What is expected:
Below are some entries. Count the lines where "title" appears and state only that number.

Listed entries:
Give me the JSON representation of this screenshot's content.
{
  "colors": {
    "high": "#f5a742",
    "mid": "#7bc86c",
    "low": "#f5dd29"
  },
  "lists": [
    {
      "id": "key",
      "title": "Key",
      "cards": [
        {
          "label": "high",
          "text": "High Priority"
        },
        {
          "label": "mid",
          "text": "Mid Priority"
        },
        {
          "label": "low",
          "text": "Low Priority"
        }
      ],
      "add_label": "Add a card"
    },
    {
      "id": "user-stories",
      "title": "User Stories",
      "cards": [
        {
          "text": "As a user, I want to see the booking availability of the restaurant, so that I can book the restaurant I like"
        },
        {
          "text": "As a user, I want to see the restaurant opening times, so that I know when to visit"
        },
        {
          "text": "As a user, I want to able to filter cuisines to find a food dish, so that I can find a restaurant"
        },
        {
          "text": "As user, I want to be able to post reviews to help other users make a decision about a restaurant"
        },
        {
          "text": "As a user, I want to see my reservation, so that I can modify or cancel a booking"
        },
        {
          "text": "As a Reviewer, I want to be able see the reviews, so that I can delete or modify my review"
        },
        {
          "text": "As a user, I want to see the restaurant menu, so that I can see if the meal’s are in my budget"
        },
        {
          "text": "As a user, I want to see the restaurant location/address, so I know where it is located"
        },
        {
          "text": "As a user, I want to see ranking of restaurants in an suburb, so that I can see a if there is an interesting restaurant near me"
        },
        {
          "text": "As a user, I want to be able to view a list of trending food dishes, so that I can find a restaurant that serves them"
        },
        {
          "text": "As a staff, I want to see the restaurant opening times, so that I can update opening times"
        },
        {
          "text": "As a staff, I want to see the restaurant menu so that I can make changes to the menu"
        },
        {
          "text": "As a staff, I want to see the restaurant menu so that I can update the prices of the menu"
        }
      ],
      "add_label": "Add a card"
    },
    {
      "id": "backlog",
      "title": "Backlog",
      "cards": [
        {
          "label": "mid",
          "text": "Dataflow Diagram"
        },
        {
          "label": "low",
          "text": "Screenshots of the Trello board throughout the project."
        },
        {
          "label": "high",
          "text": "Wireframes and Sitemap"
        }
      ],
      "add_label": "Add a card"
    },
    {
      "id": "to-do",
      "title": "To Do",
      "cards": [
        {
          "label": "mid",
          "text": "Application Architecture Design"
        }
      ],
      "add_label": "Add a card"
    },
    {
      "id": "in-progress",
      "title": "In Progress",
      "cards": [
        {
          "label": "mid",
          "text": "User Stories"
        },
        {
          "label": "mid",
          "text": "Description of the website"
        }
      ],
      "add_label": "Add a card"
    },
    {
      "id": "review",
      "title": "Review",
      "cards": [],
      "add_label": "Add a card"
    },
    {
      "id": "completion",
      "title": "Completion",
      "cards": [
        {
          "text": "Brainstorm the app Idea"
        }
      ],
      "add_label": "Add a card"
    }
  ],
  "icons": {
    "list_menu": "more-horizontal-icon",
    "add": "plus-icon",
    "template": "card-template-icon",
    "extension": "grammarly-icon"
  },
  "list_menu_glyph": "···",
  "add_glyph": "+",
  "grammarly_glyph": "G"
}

Answer to the problem:
7